The latest of our new reports on customer experience (CX) measurement programs, “Three Imperatives For Advanced CX Measurement Programs,” shows what distinguishes advanced CX measurement programs from others.

advanced measurement programs move from survey dependence to embracing all data, from listening post focus to customer journey orientation and from reactive CX traking to proroactive CX improvement

The report features examples and best practices to help CX leaders evolve their programs.

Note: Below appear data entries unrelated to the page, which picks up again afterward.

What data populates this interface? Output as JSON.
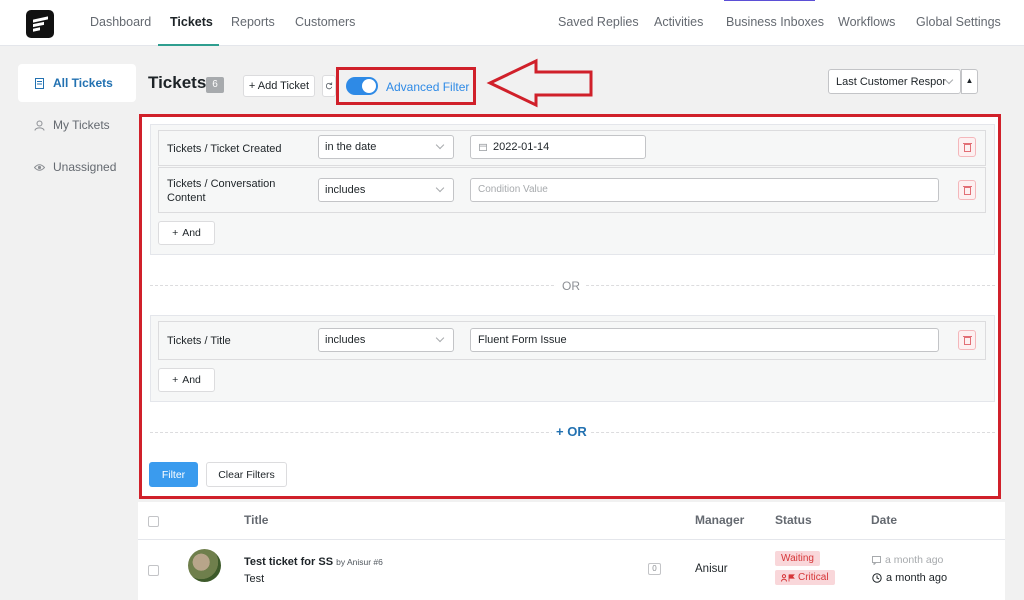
{
  "nav": {
    "logo": "fluent-support-logo",
    "items": [
      {
        "label": "Dashboard"
      },
      {
        "label": "Tickets"
      },
      {
        "label": "Reports"
      },
      {
        "label": "Customers"
      }
    ],
    "right_items": [
      {
        "label": "Saved Replies"
      },
      {
        "label": "Activities"
      },
      {
        "label": "Business Inboxes"
      },
      {
        "label": "Workflows"
      },
      {
        "label": "Global Settings"
      }
    ],
    "active": "Tickets",
    "accent_color": "#2e9e8f"
  },
  "sidebar": {
    "items": [
      {
        "label": "All Tickets",
        "icon": "ticket-icon",
        "active": true
      },
      {
        "label": "My Tickets",
        "icon": "user-icon"
      },
      {
        "label": "Unassigned",
        "icon": "eye-icon"
      }
    ]
  },
  "header": {
    "title": "Tickets",
    "count": "6",
    "add_ticket_label": "+ Add Ticket",
    "advanced_filter_label": "Advanced Filter",
    "advanced_filter_on": true,
    "sort_by": "Last Customer Respor",
    "sort_dir_icon": "caret-up-icon"
  },
  "filters": {
    "group1": [
      {
        "field": "Tickets / Ticket Created",
        "operator": "in the date",
        "value": "2022-01-14",
        "placeholder": ""
      },
      {
        "field": "Tickets / Conversation Content",
        "operator": "includes",
        "value": "",
        "placeholder": "Condition Value"
      }
    ],
    "group2": [
      {
        "field": "Tickets / Title",
        "operator": "includes",
        "value": "Fluent Form Issue",
        "placeholder": ""
      }
    ],
    "and_label": "And",
    "or_label": "OR",
    "add_or_label": "OR",
    "filter_button": "Filter",
    "clear_button": "Clear Filters"
  },
  "table": {
    "columns": [
      "Title",
      "Manager",
      "Status",
      "Date"
    ],
    "rows": [
      {
        "title": "Test ticket for SS",
        "meta": "by Anisur #6",
        "subtitle": "Test",
        "replies": "0",
        "manager": "Anisur",
        "status": "Waiting",
        "priority": "Critical",
        "updated": "a month ago",
        "created": "a month ago"
      }
    ]
  },
  "annotation_color": "#d0202a"
}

  • From survey dependence to data mining: Tapping into data instead of just relying on surveys helps CX pros in many ways. Here are just two of the many advantages: First, it lets firms score the CX quality of more customer interactions than is possible with surveys; second, it gives CX pros more actionable data to identify, prioritize, and remedy CX issues across data sources. For example, United Airlines worked with Clarabridge to mine call-center interactions. This helped the airline quickly pick up on the fact that customers were asking questions about masks and fees. The detailed insights in turn allowed the airline to adjust customer-directed communication quickly.

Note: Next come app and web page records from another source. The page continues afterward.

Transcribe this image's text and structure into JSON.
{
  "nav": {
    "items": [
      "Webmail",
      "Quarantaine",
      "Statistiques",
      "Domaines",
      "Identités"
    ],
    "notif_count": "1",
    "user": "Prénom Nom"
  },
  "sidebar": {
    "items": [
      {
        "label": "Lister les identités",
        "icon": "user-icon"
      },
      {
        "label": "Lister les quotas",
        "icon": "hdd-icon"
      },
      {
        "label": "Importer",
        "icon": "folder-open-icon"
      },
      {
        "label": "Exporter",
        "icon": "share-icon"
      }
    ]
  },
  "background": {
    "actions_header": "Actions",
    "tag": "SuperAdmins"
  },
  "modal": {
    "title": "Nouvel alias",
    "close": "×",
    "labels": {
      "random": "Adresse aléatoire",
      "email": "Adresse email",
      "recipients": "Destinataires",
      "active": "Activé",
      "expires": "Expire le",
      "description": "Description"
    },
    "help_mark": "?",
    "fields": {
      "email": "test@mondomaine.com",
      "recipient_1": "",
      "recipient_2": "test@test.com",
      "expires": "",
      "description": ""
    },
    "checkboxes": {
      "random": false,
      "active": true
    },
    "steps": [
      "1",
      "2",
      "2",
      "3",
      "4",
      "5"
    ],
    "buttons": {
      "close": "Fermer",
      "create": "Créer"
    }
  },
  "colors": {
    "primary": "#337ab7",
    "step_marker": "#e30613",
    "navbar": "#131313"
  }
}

  • From listening posts to customer journeys: Many CX pros worry most about how to drive action based on listening posts. We recommend that CX pros use journeys as organizing principles, then bring in data — from listening posts and data sources along the journey — to measure whether the journey delivers value for customers and the company. For example, a telco company used journey performance analysis and found that reducing call times led to more follow-up technician visits. This led to longer and more effortful overall journeys. And the increased number of visits by technicians ended up costing the firm between 10 and 20 times what it had saved by shortening call times.
  • From reactive to proactive CX measurement: Instead of only collecting feedback after business decisions are made, CX pros must ensure that stakeholders use CX insights during their decision-making. You can do that by identifying when stakeholders make which decisions, then assembling insights packages to inform those decisions. In very mature organizations, CX insights feed decision-making even more immediately: For example, a utility company used Thunderhead to connect customers’ journeys across the interactive voice response system, website, and call center. Using the data, it identified customers whose self-service efforts had failed and automatically fast-tracked their calls.

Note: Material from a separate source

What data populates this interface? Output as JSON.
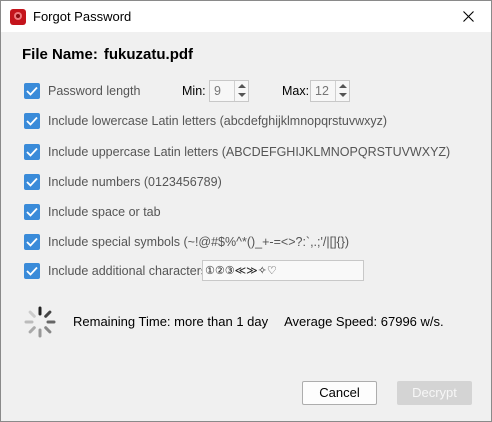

I hope this blog was useful to you. Please reach out if you want to share your CX measurement success stories or challenges with me.